Going through the entries below, find how many lines hold "true", then give that number alone.

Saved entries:
• • • •

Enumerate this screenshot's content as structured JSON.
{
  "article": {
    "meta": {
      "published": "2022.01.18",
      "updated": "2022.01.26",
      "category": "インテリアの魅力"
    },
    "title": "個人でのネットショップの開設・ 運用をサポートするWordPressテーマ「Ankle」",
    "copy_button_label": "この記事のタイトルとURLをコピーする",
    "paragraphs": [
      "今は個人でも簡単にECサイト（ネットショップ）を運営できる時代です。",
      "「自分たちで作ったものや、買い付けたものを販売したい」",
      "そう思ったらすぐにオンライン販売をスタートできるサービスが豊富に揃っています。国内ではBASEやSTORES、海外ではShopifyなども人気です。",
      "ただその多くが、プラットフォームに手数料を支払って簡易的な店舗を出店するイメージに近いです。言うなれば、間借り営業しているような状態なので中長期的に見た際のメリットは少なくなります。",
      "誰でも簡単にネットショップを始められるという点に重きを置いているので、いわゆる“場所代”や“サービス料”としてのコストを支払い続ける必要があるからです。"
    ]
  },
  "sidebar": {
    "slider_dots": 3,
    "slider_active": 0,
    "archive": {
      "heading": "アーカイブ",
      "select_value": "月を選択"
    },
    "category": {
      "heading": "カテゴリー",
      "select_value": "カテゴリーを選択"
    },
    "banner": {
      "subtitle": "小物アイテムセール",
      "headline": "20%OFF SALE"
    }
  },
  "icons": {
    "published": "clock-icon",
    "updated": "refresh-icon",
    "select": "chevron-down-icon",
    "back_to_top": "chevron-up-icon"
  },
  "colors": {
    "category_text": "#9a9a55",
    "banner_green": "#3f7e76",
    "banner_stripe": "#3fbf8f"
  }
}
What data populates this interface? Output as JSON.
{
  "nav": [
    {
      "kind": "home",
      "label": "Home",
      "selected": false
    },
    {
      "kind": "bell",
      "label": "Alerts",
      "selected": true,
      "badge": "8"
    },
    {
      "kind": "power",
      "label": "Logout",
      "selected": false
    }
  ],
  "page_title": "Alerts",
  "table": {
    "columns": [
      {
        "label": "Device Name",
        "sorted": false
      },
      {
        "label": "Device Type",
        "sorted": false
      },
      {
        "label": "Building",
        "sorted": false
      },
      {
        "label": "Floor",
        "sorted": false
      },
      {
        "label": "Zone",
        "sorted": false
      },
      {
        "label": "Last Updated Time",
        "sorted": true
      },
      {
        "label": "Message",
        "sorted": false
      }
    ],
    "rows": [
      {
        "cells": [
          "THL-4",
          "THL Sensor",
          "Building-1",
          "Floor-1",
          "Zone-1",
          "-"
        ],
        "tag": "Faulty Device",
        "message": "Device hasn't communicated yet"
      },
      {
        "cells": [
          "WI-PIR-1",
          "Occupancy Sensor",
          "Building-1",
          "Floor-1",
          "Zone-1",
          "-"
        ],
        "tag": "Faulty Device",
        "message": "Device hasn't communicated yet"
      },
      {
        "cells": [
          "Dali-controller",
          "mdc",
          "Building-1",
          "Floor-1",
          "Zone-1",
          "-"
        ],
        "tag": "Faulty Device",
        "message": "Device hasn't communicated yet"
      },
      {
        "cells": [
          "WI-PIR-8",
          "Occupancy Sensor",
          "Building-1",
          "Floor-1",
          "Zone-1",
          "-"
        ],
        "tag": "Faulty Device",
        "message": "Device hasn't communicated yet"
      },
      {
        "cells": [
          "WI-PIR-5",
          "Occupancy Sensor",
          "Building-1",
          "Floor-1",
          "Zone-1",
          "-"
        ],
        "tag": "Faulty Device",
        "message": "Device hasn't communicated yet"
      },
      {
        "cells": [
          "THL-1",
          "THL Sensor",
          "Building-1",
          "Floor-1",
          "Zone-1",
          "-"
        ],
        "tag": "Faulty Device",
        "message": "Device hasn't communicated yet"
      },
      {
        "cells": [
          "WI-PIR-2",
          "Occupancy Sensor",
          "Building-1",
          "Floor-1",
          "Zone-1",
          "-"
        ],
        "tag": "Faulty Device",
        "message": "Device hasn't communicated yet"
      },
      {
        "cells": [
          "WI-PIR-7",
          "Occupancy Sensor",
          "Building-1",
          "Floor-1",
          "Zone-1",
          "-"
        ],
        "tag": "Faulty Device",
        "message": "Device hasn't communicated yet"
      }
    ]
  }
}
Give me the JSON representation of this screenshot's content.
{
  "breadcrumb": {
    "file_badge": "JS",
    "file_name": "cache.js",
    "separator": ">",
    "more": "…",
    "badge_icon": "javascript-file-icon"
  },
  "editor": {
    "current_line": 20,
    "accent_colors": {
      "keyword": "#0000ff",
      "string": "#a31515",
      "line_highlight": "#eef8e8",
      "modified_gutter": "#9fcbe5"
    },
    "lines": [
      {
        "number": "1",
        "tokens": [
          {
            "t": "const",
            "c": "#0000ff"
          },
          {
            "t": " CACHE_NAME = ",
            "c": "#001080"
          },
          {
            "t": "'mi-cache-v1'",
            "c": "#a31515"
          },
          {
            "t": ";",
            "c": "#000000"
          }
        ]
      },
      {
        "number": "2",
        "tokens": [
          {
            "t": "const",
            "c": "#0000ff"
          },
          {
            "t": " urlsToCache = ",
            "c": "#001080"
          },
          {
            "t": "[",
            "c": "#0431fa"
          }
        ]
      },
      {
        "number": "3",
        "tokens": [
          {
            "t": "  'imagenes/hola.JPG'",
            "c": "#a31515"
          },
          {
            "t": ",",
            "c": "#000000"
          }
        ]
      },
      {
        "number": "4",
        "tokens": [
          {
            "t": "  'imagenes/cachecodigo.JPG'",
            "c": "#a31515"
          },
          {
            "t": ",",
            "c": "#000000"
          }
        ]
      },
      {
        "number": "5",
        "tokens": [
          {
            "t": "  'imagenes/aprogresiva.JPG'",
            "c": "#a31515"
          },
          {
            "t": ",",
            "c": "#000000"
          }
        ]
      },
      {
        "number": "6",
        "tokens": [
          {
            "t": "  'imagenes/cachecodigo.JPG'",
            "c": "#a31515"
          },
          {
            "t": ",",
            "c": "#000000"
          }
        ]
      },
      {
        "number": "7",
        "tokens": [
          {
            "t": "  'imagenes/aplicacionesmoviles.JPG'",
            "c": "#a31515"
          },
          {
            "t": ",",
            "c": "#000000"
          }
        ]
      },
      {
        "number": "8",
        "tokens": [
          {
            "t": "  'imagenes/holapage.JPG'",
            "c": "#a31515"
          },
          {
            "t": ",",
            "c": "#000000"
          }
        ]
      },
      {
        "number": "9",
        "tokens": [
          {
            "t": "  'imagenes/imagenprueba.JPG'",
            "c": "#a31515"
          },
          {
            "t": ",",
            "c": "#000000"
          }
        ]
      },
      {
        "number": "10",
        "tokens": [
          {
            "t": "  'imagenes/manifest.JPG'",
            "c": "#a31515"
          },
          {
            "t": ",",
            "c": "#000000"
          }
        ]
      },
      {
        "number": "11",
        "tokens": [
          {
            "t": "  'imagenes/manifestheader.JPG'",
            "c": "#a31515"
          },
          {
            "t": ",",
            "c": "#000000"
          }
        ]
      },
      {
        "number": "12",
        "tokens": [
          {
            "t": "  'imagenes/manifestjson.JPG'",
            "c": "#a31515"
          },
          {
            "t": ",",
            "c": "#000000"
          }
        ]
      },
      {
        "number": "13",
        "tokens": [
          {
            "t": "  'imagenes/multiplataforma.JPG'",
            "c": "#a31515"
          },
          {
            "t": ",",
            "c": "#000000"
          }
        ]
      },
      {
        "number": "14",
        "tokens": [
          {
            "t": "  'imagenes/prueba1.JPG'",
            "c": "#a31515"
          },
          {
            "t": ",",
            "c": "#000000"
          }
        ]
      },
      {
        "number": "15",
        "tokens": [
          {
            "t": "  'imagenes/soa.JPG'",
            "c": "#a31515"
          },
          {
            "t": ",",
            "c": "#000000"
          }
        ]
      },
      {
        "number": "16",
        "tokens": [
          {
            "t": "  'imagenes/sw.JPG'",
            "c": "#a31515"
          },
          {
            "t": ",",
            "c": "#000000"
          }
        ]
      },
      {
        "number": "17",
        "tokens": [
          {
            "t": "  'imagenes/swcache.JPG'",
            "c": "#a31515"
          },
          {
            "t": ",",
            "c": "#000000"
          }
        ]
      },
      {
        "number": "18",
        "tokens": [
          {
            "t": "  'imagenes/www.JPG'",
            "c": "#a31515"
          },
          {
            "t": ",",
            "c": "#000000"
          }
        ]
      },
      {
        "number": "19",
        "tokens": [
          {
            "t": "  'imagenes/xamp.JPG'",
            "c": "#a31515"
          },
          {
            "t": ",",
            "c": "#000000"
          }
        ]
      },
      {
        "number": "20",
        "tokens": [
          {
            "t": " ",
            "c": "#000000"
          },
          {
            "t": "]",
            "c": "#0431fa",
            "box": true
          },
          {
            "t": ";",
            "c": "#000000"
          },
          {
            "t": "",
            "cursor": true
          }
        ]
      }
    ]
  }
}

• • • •

__Your solution__:
4